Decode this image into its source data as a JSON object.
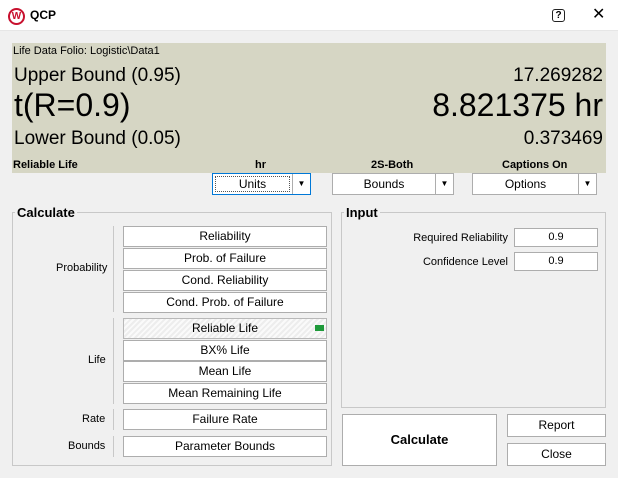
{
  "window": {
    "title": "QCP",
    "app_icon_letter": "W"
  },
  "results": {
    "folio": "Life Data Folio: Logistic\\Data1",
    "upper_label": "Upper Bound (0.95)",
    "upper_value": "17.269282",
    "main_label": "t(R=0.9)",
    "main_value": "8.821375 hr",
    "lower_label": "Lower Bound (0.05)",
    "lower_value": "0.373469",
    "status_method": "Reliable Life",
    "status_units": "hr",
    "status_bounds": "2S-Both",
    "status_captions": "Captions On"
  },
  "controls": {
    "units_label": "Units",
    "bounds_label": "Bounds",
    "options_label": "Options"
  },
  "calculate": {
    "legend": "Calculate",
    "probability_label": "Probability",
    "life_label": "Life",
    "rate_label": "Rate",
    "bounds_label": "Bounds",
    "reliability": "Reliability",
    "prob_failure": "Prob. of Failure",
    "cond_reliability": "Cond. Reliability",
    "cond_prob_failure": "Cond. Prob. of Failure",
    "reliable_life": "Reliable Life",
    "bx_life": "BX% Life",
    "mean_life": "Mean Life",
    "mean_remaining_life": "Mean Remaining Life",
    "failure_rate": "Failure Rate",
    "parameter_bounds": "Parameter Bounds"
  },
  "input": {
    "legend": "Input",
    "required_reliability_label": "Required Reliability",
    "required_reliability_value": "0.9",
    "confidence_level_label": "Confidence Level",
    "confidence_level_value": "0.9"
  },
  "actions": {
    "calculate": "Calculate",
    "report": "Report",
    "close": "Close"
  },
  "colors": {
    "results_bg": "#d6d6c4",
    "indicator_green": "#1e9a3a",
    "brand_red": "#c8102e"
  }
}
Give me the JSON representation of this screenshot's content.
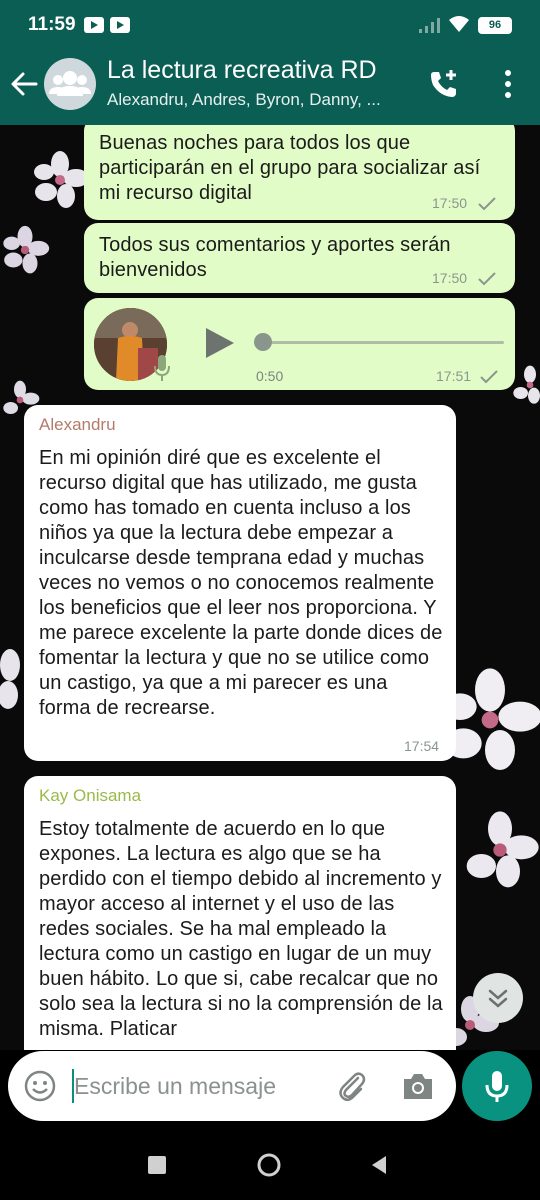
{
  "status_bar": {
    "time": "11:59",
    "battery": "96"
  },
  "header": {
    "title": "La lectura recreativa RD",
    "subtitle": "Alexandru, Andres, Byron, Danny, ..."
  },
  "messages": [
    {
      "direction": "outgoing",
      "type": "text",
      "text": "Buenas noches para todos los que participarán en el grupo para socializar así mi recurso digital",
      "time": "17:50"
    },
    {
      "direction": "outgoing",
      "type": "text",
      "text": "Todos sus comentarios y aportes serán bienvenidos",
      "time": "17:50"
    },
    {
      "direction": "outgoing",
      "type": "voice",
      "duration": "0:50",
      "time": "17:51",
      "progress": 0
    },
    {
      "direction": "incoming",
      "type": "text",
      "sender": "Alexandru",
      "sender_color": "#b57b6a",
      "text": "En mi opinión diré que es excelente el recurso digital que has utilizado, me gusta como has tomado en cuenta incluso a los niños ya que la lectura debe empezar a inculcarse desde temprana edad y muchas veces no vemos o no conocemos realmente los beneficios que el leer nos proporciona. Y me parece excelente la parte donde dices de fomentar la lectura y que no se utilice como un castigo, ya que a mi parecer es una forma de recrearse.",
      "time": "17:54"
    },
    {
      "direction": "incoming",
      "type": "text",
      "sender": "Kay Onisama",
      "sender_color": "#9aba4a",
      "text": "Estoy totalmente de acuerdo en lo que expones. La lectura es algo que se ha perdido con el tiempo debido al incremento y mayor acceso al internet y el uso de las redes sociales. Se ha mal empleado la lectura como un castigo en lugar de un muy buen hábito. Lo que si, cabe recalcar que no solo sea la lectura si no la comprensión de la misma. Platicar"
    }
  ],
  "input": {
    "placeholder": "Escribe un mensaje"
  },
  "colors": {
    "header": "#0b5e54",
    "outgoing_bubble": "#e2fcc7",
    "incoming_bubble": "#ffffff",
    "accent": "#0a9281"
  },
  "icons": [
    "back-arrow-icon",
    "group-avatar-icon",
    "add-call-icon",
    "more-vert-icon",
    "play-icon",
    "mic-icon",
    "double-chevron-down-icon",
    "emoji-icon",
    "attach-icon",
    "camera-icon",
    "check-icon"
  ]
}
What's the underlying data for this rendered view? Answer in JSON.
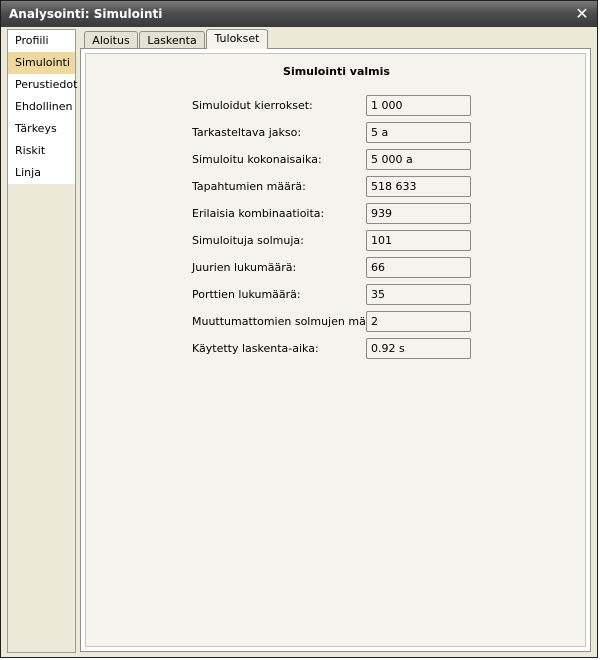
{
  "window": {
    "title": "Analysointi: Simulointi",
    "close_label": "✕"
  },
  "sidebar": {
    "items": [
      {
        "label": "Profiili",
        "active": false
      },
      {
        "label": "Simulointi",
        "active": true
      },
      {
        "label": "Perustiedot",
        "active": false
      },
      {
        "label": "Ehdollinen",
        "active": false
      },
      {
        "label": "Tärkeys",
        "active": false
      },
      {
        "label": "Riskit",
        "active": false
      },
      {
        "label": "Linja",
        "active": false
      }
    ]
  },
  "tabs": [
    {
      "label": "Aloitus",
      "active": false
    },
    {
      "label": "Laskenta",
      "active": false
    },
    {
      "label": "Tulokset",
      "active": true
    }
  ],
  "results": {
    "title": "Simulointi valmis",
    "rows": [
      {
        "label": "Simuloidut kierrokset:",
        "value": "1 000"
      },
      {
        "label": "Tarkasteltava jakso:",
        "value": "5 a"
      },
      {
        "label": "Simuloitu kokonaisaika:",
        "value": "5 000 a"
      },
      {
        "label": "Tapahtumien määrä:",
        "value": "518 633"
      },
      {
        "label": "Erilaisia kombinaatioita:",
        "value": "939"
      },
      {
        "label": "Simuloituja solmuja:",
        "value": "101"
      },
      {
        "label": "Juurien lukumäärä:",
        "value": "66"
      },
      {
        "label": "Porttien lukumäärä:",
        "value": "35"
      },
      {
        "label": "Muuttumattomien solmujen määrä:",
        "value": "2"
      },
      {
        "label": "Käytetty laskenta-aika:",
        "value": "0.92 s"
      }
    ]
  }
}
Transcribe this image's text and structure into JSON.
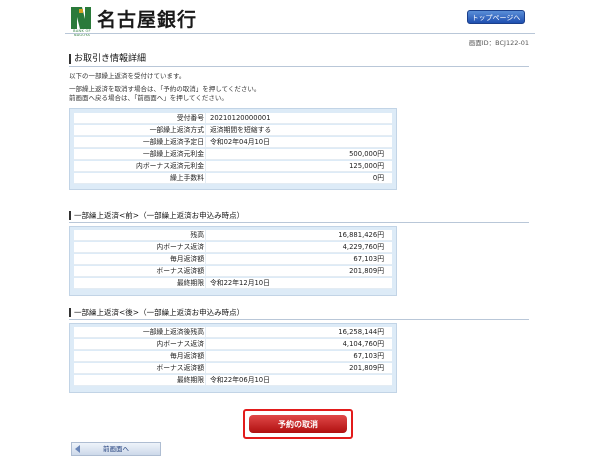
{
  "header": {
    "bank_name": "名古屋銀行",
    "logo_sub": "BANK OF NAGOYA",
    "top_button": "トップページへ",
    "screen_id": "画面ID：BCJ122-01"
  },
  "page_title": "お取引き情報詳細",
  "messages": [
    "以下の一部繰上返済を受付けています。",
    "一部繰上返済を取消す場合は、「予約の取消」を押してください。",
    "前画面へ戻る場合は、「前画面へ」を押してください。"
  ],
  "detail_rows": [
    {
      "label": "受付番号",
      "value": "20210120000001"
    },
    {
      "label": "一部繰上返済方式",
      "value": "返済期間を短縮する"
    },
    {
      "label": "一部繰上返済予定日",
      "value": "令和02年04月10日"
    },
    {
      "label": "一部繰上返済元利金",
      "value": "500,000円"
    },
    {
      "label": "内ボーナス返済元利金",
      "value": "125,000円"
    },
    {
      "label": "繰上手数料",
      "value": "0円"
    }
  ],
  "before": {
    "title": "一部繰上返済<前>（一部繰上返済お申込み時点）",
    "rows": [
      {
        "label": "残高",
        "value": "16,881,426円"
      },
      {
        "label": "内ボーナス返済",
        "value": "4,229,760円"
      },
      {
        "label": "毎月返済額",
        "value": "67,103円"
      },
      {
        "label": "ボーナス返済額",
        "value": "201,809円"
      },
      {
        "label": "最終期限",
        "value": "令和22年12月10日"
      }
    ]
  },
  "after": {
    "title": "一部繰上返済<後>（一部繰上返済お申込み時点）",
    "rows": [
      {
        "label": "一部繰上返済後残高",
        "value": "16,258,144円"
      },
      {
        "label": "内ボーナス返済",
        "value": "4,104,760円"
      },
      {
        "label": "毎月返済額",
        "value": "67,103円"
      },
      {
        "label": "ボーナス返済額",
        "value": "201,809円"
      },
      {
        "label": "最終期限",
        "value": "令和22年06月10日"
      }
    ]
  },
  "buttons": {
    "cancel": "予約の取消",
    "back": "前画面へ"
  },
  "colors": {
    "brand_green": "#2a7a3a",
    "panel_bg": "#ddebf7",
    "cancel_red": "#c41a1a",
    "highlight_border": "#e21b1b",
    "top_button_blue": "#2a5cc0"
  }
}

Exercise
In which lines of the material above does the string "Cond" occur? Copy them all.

Solution to this exercise
    "cond_reliability": "Cond. Reliability",
    "cond_prob_failure": "Cond. Prob. of Failure",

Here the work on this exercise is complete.